Last weekend at the U.S. Squash Racquets Association’s National Team Championships in Hartford, Conn., one of Yale’s (2-0, 1-0 Ivy) four five-man teams led by Brian Smith ’01 won the B division competition over eight teams, gaining its first title in a national championship since 1956.
The open tournament was especially difficult because it allowed professionals, city teams and various schools to compete. But Yale’s success there bodes well for this weekend’s competition against Williams, men’s head coach David Talbott said.
The Elis’ performance was especially notable because the B team defeated Williams 4-1 while thrashing Trinity in the final 4-1, despite the absence of two key players, Blake Gilpin ’01 and Anshul Manchanda ’04. The men’s team will face Trinity next Wednesday Jan. 17.
“We spread our players out a lot,” Frederick Bouchardy ’01 said. “The lower teams did well because of our depth. The B-team match against Williams tested their depth especially because it was made up of Williams’ number 6 through 10 players, while our number 6 through 10 players were playing in the A division.”
The winning team included seniors Smith, Alexander Tilney and Kenneth Woo in the top three positions, Terence Li ’04 in position four and sophomore Ted Bailey in position five. Two of Yale’s teams also participated in the A division and were divided to even strength to allow for varied matches. This division was headed by Trinity, and the Bulldogs’ first two teams finished sixth and ninth, respectively. Yale’s fourth team finished in fifth place in the B division.

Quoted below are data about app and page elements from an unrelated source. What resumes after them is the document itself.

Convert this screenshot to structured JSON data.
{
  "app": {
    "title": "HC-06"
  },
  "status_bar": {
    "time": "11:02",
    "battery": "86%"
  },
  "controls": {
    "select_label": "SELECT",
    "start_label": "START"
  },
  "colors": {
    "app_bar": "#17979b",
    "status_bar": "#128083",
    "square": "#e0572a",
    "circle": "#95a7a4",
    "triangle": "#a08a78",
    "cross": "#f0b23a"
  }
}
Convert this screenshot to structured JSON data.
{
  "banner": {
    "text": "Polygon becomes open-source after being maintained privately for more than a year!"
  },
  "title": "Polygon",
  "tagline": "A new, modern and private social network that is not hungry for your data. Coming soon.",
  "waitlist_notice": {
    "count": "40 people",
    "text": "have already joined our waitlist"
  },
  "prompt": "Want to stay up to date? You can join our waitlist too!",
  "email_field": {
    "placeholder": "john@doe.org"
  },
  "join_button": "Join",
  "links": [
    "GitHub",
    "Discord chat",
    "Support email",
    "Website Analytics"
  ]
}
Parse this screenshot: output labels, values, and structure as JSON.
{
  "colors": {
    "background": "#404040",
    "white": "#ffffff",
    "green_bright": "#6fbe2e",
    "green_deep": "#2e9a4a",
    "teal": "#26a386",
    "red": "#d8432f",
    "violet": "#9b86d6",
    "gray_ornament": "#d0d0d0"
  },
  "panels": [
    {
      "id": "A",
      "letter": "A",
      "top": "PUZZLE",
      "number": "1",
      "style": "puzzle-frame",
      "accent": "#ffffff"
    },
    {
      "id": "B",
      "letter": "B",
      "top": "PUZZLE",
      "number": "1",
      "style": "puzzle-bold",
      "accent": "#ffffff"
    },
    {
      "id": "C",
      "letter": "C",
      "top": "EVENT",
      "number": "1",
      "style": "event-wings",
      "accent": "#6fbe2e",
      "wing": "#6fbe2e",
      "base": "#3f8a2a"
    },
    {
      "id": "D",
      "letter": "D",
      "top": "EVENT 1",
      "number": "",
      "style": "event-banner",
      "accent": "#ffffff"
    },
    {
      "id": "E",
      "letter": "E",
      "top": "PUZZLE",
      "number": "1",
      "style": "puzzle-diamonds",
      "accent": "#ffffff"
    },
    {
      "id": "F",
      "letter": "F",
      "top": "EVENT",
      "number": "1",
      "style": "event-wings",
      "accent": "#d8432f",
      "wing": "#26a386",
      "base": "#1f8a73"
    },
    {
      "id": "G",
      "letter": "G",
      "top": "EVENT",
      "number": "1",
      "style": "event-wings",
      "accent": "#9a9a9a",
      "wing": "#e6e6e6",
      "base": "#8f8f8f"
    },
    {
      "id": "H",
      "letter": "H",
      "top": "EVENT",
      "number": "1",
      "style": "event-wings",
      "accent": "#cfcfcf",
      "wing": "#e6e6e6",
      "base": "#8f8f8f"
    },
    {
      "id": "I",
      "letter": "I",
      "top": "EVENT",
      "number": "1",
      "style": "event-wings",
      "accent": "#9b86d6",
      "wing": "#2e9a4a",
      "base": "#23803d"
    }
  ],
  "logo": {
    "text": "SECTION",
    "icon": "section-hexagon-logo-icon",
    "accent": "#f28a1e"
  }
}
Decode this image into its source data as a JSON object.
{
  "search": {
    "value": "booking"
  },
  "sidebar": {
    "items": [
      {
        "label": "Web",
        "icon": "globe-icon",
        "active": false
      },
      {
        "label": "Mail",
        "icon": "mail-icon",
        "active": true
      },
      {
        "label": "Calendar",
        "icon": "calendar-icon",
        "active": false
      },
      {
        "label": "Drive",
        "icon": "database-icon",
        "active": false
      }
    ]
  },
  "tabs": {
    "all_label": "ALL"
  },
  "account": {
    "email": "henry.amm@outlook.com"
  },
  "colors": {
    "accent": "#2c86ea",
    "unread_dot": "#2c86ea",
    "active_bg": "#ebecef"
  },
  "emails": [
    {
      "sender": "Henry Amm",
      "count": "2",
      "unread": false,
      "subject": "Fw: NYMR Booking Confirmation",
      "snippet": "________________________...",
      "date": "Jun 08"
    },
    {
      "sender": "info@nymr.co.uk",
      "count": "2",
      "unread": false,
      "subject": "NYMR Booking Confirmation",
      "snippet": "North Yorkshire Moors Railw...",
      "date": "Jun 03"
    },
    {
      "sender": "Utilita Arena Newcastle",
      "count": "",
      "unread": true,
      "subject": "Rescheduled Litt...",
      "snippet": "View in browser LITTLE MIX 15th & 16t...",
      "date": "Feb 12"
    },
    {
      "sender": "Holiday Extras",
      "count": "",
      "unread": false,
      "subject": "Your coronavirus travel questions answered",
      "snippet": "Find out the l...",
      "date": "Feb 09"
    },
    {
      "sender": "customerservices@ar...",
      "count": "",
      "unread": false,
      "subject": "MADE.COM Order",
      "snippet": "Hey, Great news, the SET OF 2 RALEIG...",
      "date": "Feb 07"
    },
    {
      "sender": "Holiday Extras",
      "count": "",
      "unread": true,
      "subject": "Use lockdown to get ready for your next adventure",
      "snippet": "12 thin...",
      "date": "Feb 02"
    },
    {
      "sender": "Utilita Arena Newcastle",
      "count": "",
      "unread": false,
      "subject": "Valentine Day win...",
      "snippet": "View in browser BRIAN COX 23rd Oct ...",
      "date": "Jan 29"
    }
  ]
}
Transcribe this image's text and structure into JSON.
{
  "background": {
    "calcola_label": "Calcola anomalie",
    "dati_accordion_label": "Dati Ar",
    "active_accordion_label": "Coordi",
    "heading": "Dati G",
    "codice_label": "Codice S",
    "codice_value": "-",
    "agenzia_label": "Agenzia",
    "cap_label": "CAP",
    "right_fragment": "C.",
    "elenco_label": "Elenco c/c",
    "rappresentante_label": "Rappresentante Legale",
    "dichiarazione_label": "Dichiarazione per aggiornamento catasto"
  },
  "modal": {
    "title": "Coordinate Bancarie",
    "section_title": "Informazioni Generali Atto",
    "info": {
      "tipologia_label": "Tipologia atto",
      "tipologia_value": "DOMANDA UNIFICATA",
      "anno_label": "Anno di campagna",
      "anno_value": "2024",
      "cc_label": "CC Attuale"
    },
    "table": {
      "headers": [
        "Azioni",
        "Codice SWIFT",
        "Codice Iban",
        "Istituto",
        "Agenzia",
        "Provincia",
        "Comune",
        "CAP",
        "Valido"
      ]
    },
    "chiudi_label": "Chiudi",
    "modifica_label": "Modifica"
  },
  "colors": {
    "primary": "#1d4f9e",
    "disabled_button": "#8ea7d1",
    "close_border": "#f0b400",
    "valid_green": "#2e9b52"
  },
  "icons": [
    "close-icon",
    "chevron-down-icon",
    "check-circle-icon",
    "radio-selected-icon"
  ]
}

The USSRA competition has no bearing on college squash rankings. Yet Talbott emphasized its importance.
“The competition can be used as good preparation for the season because it gives the kids an opportunity to play against professionals they wouldn’t otherwise play during the season,” he said. “It’s a great learning experience.”
With such encouraging results, a well-prepared team that has been practicing since Jan. 2 and the return of top-ranking player Chris Olsen ’03, it seems like victory this weekend against Williams is a very attainable goal.
The women’s team (1-1, 0-1 Ivy) returned from winter break to begin its training on Jan. 3 and defeated Williams last Saturday 8-1, only losing a match at their No. 1 position played by captain Catherine Fiederowicz ’01. Yet Williams was not one of the Elis’ tougher opponents and apart from the Purple Cows’ top-seeded player Adrian Ellman, the team was no threat.
“Williams was a good match,” Gina Wilkinson ’03 said. “Everyone played well even after not having played so much over the break.”
Sarah Levine ’01, who sat out two seasons because of a stress fracture to her thigh, finally returned to action Saturday. It was also the first collegiate match for Heather Weymouth ’01, and freshmen Katherine Sims and Laura Perciasepe.
“The most notable performance was Sarah Levine’s match,” women’s head coach Mark Talbott said. “It’s really great to have her back on the team.”
Devon Dalzell ’04 also played strongly, securing victory at 3-0, giving herself hope for the rest of the season.
“Overall our team is getting stronger,” Dalzell said. “We’re progressing as the season goes on and by the end we’re going to be awesome.”
At this weekend’s Williams Invitational the women will face Colby — another team they should dominate — and Bowdoin — a team that could prove to be a tough test. In the past several years, including their 6-3 victory last season, the Bulldogs have beaten Bowdoin — which ranks among the top-10 teams in the country. Bowdoin has significant depth in its top five players, which, along with its top-seeded weapon Dana Betts, could provide an unexpected challenge.
“This weekend we should have some stellar performances to come,” Dalzell said.